━━━━━ DATA TO USE ━━━━━

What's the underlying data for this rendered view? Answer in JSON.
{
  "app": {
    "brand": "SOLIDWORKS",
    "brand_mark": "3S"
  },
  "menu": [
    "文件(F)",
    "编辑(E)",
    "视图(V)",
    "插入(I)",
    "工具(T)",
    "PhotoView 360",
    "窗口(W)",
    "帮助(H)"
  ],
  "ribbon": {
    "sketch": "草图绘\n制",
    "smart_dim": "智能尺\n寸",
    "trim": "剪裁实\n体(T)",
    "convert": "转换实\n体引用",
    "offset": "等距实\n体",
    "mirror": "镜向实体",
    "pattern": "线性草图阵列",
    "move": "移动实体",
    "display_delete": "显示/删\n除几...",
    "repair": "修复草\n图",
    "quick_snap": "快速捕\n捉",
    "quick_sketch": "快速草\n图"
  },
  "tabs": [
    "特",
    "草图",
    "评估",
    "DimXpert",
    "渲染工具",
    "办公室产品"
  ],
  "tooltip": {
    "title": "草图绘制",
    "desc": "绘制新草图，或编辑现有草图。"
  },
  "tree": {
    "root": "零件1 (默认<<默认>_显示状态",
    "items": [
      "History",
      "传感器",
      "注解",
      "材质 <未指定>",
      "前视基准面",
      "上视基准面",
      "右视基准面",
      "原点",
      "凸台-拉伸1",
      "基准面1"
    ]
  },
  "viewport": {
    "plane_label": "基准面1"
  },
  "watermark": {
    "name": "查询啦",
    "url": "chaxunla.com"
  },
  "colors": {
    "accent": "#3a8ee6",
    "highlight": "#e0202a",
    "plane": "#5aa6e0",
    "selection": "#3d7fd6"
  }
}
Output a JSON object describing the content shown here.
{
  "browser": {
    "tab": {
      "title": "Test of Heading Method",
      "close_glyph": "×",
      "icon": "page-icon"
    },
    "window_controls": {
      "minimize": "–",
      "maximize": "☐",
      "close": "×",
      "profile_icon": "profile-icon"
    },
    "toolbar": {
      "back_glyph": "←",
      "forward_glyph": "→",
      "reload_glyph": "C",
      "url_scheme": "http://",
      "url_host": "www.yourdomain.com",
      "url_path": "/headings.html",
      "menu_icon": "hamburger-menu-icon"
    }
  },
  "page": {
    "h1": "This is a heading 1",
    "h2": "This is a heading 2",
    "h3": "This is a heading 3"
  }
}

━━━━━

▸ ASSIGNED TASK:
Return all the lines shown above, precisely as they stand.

▸ RESULT:
What's the underlying data for this rendered view? Answer in JSON.
{
  "app": {
    "brand": "SOLIDWORKS",
    "brand_mark": "3S"
  },
  "menu": [
    "文件(F)",
    "编辑(E)",
    "视图(V)",
    "插入(I)",
    "工具(T)",
    "PhotoView 360",
    "窗口(W)",
    "帮助(H)"
  ],
  "ribbon": {
    "sketch": "草图绘\n制",
    "smart_dim": "智能尺\n寸",
    "trim": "剪裁实\n体(T)",
    "convert": "转换实\n体引用",
    "offset": "等距实\n体",
    "mirror": "镜向实体",
    "pattern": "线性草图阵列",
    "move": "移动实体",
    "display_delete": "显示/删\n除几...",
    "repair": "修复草\n图",
    "quick_snap": "快速捕\n捉",
    "quick_sketch": "快速草\n图"
  },
  "tabs": [
    "特",
    "草图",
    "评估",
    "DimXpert",
    "渲染工具",
    "办公室产品"
  ],
  "tooltip": {
    "title": "草图绘制",
    "desc": "绘制新草图，或编辑现有草图。"
  },
  "tree": {
    "root": "零件1 (默认<<默认>_显示状态",
    "items": [
      "History",
      "传感器",
      "注解",
      "材质 <未指定>",
      "前视基准面",
      "上视基准面",
      "右视基准面",
      "原点",
      "凸台-拉伸1",
      "基准面1"
    ]
  },
  "viewport": {
    "plane_label": "基准面1"
  },
  "watermark": {
    "name": "查询啦",
    "url": "chaxunla.com"
  },
  "colors": {
    "accent": "#3a8ee6",
    "highlight": "#e0202a",
    "plane": "#5aa6e0",
    "selection": "#3d7fd6"
  }
}
Output a JSON object describing the content shown here.
{
  "browser": {
    "tab": {
      "title": "Test of Heading Method",
      "close_glyph": "×",
      "icon": "page-icon"
    },
    "window_controls": {
      "minimize": "–",
      "maximize": "☐",
      "close": "×",
      "profile_icon": "profile-icon"
    },
    "toolbar": {
      "back_glyph": "←",
      "forward_glyph": "→",
      "reload_glyph": "C",
      "url_scheme": "http://",
      "url_host": "www.yourdomain.com",
      "url_path": "/headings.html",
      "menu_icon": "hamburger-menu-icon"
    }
  },
  "page": {
    "h1": "This is a heading 1",
    "h2": "This is a heading 2",
    "h3": "This is a heading 3"
  }
}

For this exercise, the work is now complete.